> **WORK TASK**: For the listing underneath, give the count of lines containing the string "true" and nothing further.

> **ENTRIES PROVIDED**:

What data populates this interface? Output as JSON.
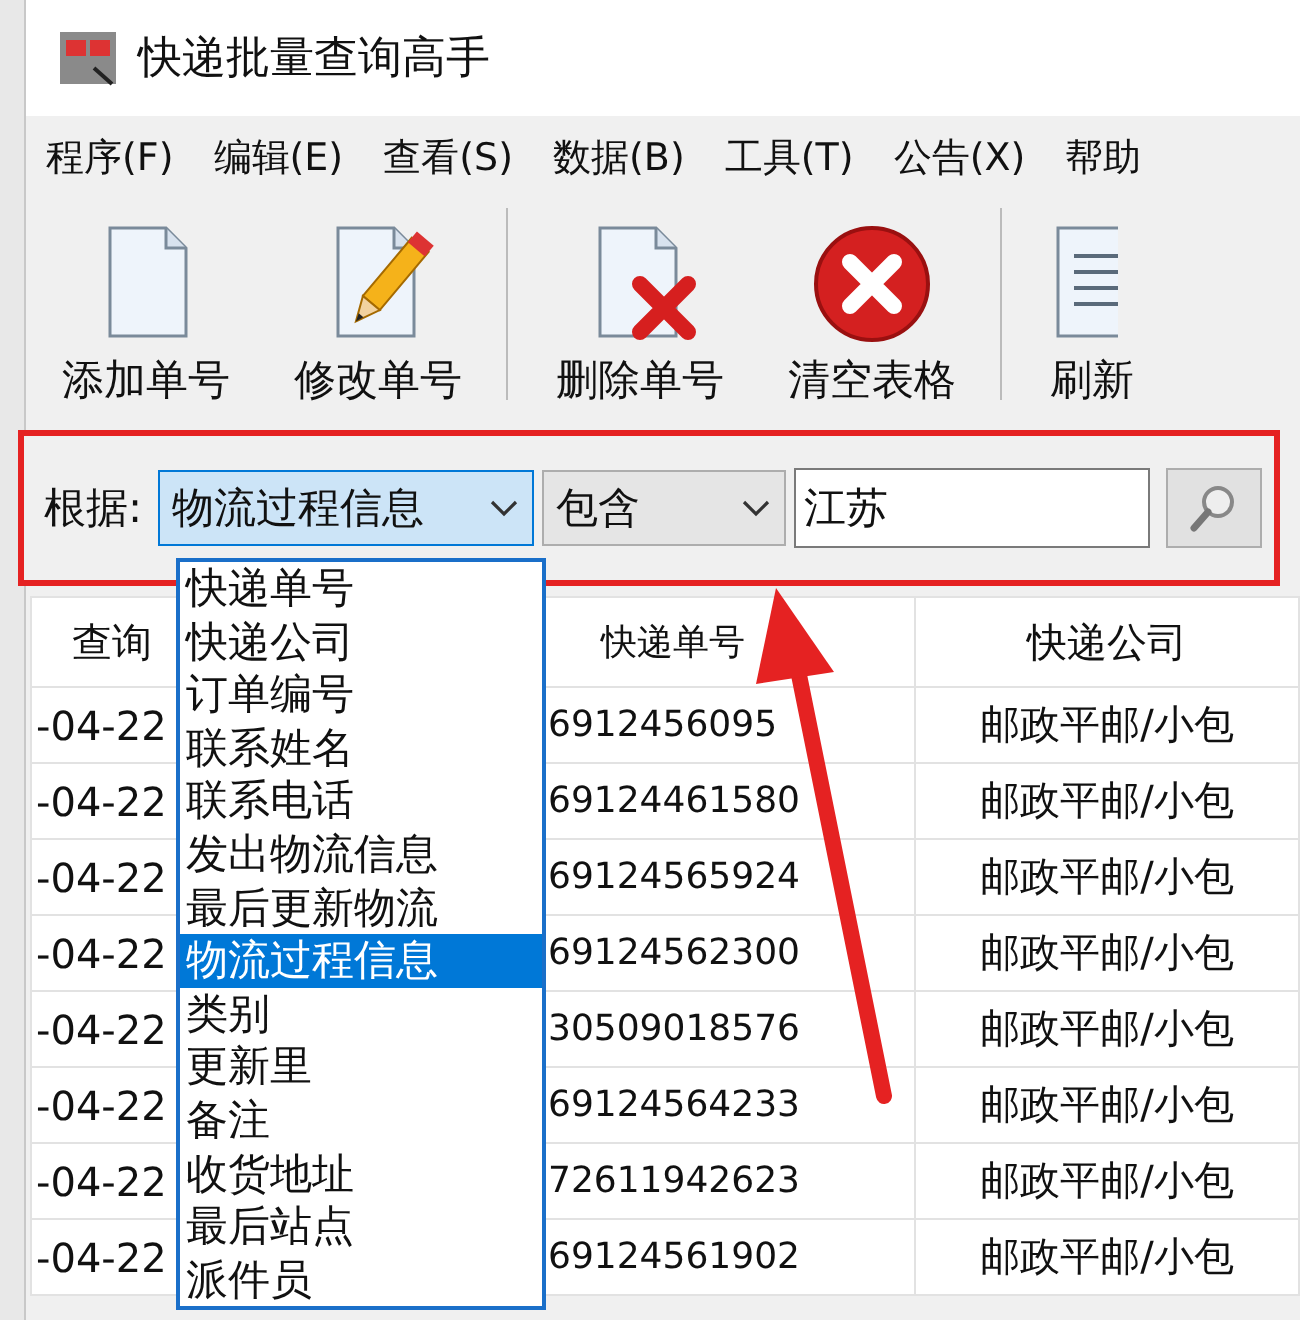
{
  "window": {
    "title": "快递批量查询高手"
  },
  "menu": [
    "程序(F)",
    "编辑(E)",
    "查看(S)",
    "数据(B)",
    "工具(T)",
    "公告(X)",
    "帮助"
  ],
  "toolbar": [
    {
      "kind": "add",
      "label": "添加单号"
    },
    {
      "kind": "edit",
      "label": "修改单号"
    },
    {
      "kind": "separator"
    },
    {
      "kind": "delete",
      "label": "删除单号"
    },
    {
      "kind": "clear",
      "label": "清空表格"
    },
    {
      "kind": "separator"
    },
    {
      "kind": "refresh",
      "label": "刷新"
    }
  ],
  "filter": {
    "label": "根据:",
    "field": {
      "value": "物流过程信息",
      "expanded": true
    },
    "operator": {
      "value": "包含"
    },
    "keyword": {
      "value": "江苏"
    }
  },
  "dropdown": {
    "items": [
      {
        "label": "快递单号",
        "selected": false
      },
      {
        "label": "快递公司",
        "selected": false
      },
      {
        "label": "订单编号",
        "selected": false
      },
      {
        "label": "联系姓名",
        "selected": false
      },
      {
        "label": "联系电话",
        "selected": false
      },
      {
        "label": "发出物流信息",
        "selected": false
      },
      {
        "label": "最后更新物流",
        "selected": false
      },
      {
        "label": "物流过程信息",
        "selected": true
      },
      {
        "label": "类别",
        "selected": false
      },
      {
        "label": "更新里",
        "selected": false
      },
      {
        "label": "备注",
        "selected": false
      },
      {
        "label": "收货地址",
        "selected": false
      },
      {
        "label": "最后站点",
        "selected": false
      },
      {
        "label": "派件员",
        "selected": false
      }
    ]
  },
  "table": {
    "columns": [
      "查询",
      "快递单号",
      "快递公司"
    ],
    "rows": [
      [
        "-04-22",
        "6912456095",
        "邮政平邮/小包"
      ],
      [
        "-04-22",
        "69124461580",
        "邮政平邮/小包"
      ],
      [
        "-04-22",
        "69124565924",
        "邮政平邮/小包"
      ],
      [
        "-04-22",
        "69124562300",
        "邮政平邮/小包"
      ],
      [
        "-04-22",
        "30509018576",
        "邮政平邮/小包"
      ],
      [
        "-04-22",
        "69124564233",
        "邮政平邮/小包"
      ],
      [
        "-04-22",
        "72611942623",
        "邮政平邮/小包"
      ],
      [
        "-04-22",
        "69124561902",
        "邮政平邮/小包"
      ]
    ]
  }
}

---

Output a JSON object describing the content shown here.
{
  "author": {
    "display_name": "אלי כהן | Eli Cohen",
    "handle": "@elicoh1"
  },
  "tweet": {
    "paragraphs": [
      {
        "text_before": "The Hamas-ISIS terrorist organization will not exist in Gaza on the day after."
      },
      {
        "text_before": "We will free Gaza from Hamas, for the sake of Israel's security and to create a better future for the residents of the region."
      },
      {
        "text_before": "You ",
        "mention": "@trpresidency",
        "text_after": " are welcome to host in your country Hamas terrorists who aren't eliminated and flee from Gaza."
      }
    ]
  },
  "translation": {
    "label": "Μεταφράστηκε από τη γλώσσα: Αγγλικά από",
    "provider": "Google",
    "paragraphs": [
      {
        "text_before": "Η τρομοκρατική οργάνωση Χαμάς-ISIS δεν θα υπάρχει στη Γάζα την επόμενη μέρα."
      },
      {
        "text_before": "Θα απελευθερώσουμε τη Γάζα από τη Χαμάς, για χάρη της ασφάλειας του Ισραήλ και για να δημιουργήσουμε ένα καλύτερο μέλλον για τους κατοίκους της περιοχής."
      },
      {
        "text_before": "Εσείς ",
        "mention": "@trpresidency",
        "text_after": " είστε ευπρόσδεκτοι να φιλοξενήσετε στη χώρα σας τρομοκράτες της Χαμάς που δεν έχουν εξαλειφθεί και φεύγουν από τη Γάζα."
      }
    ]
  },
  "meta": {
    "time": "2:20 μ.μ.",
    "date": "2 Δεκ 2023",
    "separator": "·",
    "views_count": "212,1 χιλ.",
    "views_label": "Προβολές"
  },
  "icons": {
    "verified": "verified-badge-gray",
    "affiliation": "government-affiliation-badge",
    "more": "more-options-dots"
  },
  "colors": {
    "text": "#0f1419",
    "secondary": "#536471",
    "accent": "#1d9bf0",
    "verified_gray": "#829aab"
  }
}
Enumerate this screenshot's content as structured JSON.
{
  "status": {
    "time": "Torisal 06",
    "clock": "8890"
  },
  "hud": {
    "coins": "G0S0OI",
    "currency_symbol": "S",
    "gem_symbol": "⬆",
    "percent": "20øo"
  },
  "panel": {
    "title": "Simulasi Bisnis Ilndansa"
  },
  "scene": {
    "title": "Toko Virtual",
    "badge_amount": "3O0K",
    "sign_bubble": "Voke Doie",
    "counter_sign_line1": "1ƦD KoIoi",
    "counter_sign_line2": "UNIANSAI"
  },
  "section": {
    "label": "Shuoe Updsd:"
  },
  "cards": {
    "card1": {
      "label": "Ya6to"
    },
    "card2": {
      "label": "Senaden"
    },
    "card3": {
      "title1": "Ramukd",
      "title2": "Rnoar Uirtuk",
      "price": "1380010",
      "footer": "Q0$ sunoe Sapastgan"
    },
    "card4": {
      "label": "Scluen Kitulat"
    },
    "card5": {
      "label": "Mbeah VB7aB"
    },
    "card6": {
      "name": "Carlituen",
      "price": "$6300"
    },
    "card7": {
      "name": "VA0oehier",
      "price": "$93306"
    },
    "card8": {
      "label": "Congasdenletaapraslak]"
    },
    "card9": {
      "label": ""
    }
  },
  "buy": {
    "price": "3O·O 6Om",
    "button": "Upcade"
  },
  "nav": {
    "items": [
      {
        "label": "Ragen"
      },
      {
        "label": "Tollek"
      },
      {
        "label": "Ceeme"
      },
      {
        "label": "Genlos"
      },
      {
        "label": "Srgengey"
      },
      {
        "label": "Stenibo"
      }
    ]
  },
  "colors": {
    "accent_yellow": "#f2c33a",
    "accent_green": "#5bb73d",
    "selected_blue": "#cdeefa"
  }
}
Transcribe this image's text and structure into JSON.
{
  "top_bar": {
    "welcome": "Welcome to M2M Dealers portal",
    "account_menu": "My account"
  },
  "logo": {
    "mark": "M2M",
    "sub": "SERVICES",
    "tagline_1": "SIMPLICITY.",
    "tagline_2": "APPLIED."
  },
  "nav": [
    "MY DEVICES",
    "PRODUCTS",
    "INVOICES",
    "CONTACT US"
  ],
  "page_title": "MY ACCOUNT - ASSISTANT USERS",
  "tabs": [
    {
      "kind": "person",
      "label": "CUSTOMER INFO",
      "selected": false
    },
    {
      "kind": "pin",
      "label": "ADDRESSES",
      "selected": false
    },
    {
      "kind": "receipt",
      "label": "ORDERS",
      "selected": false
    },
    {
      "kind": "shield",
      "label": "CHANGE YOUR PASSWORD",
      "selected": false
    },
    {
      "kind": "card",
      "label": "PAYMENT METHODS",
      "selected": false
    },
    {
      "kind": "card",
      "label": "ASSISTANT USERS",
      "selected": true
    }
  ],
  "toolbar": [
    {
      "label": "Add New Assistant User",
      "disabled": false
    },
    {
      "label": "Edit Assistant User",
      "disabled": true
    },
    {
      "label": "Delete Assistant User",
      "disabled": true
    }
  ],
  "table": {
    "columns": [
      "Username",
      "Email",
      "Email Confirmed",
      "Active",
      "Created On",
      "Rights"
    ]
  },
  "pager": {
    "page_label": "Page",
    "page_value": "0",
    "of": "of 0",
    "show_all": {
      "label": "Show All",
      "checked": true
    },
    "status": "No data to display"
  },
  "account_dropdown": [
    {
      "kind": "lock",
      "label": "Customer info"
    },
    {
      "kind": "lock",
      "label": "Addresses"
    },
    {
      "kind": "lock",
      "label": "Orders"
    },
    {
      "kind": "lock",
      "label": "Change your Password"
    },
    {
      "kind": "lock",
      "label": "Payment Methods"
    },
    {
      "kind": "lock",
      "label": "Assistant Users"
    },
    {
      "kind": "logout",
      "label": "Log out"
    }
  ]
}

> **WRITTEN RESPONSE**: 6